Asthma weed, Parietaria judaica
Asthma weed, also known as pellitory of the wall and sticky weed, is a native of Europe, central and western Asia and northern Africa. It has invaded and is common in some part of eastern New South Wales, southern Victoria and south-eastern South Australia, as well as being present in other states and Lord Howe Island.
It can be found growing in urban areas (i.e. in walls, footpaths, embankments, etc.). It also inhabits gardens, rocky crevices, cliffs, coastal environs, riparian vegetation, waste areas and roadsides. In Helensburgh, it is present in damper areas, e.g. along creek and drainage lines, but is spreading.
As well as competing with our native species, it also has an impact on human health. Contact with the plant can induce severe skin reactions. Its pollen causes asthma, conjunctivitis, rhinitis and hay fever.
Pellitory has inconspicuous small flowers in spring and into summer. Plants mainly spread by abundant seeds, which are dispersed by wind, water and by attachment to humans and animals by sticky hairs.
Carefully remove by hand being sure to dig out all the roots. Where roots are anchored in walls or rocks, herbicide may need to be used. For large areas spraying with herbicide will be necessary.

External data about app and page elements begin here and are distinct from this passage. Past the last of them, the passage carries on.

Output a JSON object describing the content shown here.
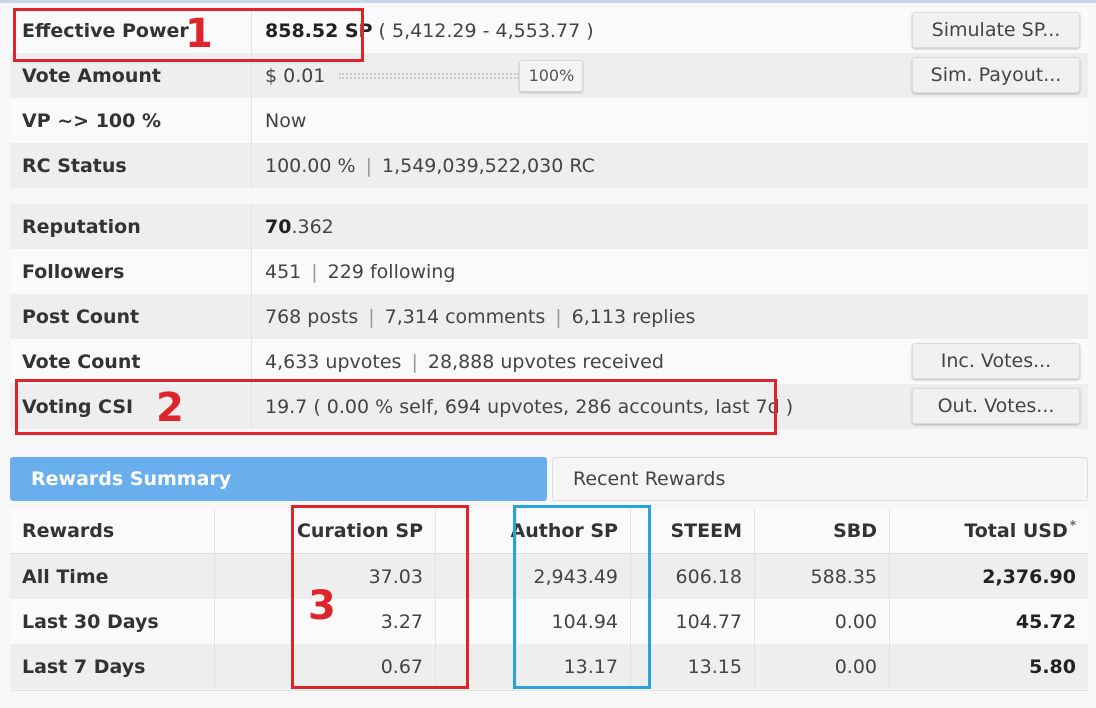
{
  "stats": {
    "effective_power": {
      "label": "Effective Power",
      "value": "858.52 SP",
      "detail": "( 5,412.29 - 4,553.77 )",
      "button": "Simulate SP..."
    },
    "vote_amount": {
      "label": "Vote Amount",
      "value": "$ 0.01",
      "percent": "100%",
      "button": "Sim. Payout..."
    },
    "vp": {
      "label": "VP ~> 100 %",
      "value": "Now"
    },
    "rc_status": {
      "label": "RC Status",
      "percent": "100.00 %",
      "rc": "1,549,039,522,030 RC"
    },
    "reputation": {
      "label": "Reputation",
      "value_int": "70",
      "value_dec": ".362"
    },
    "followers": {
      "label": "Followers",
      "count": "451",
      "following": "229 following"
    },
    "post_count": {
      "label": "Post Count",
      "posts": "768 posts",
      "comments": "7,314 comments",
      "replies": "6,113 replies"
    },
    "vote_count": {
      "label": "Vote Count",
      "upvotes": "4,633 upvotes",
      "received": "28,888 upvotes received",
      "button": "Inc. Votes..."
    },
    "voting_csi": {
      "label": "Voting CSI",
      "value": "19.7 ( 0.00 % self, 694 upvotes, 286 accounts, last 7d )",
      "button": "Out. Votes..."
    }
  },
  "tabs": {
    "active": "Rewards Summary",
    "inactive": "Recent Rewards"
  },
  "rewards": {
    "headers": [
      "Rewards",
      "Curation SP",
      "Author SP",
      "STEEM",
      "SBD",
      "Total USD"
    ],
    "footnote_mark": "*",
    "rows": [
      {
        "period": "All Time",
        "curation_sp": "37.03",
        "author_sp": "2,943.49",
        "steem": "606.18",
        "sbd": "588.35",
        "total_usd": "2,376.90"
      },
      {
        "period": "Last 30 Days",
        "curation_sp": "3.27",
        "author_sp": "104.94",
        "steem": "104.77",
        "sbd": "0.00",
        "total_usd": "45.72"
      },
      {
        "period": "Last 7 Days",
        "curation_sp": "0.67",
        "author_sp": "13.17",
        "steem": "13.15",
        "sbd": "0.00",
        "total_usd": "5.80"
      }
    ]
  },
  "annotations": {
    "box1": "1",
    "box2": "2",
    "box3": "3"
  },
  "colors": {
    "accent": "#6aafed",
    "annotation_red": "#e0242c",
    "annotation_blue": "#2aa3dc"
  }
}
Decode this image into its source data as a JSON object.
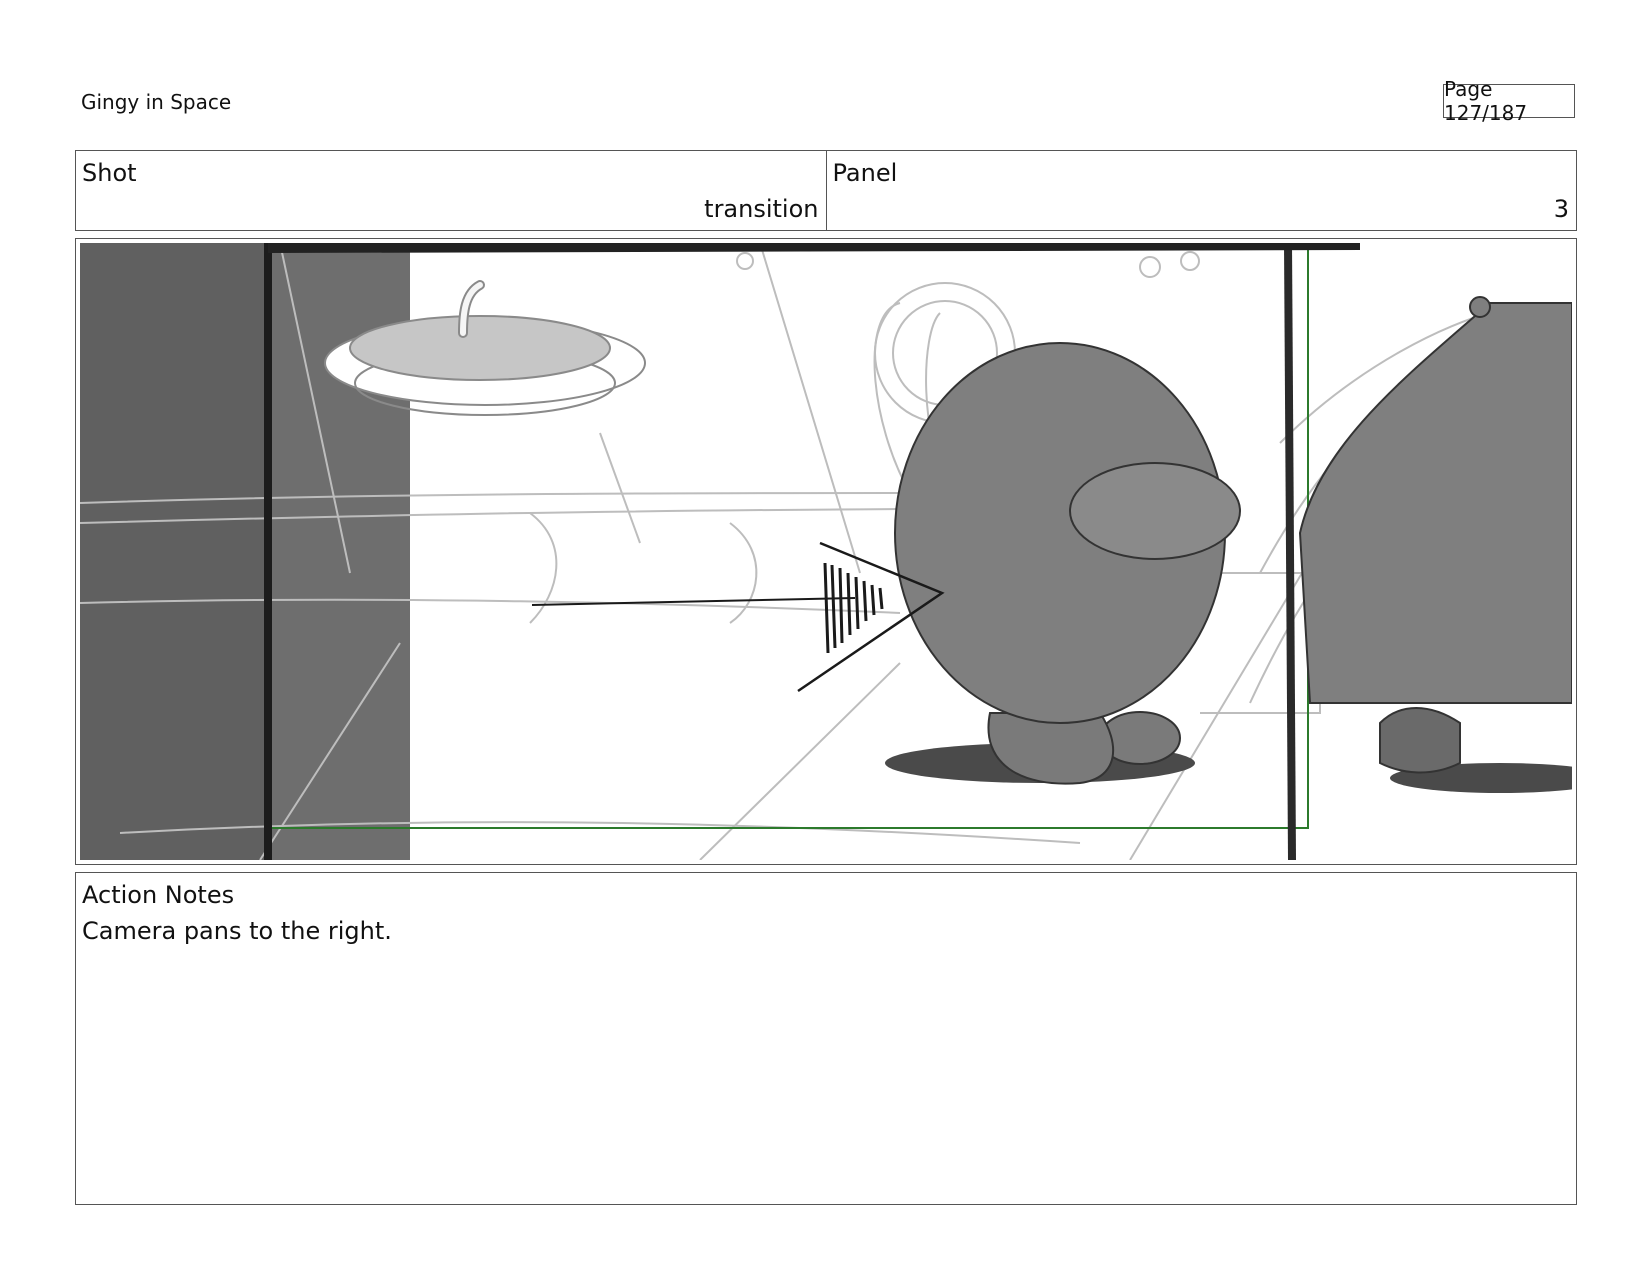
{
  "document": {
    "title": "Gingy in Space",
    "page_label": "Page 127/187"
  },
  "header": {
    "shot_label": "Shot",
    "shot_value": "transition",
    "panel_label": "Panel",
    "panel_value": "3"
  },
  "frame": {
    "description_icon": "storyboard-sketch-image"
  },
  "notes": {
    "label": "Action Notes",
    "text": "Camera pans to the right."
  }
}
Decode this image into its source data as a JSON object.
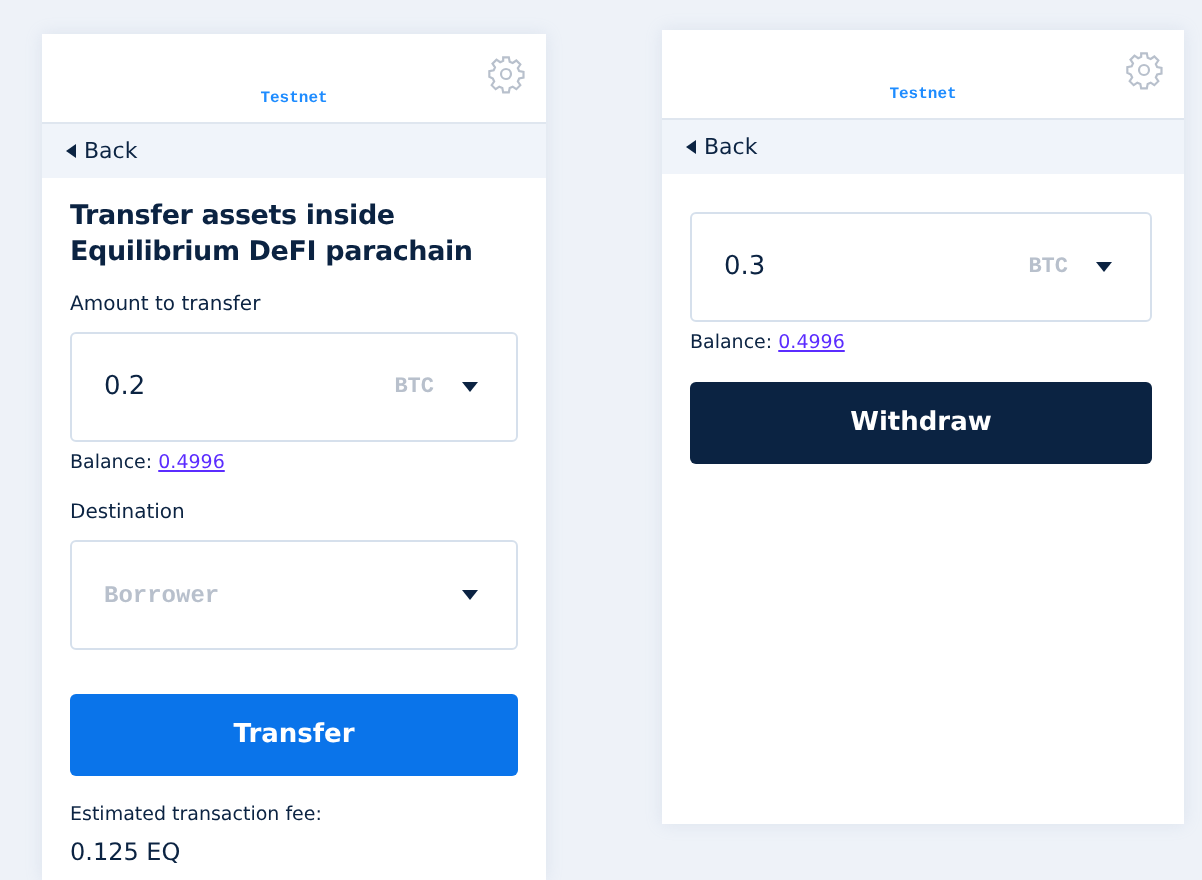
{
  "transfer_panel": {
    "network": "Testnet",
    "back": "Back",
    "title": "Transfer assets inside Equilibrium DeFI parachain",
    "amount_label": "Amount to transfer",
    "amount": {
      "value": "0.2",
      "currency": "BTC"
    },
    "balance_label": "Balance:",
    "balance": "0.4996",
    "destination_label": "Destination",
    "destination": {
      "placeholder": "Borrower"
    },
    "button": "Transfer",
    "fee_label": "Estimated transaction fee:",
    "fee": "0.125 EQ"
  },
  "withdraw_panel": {
    "network": "Testnet",
    "back": "Back",
    "amount": {
      "value": "0.3",
      "currency": "BTC"
    },
    "balance_label": "Balance:",
    "balance": "0.4996",
    "button": "Withdraw"
  }
}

For more information: https://weeds.dpi.nsw.gov.au/Weeds/Pellitory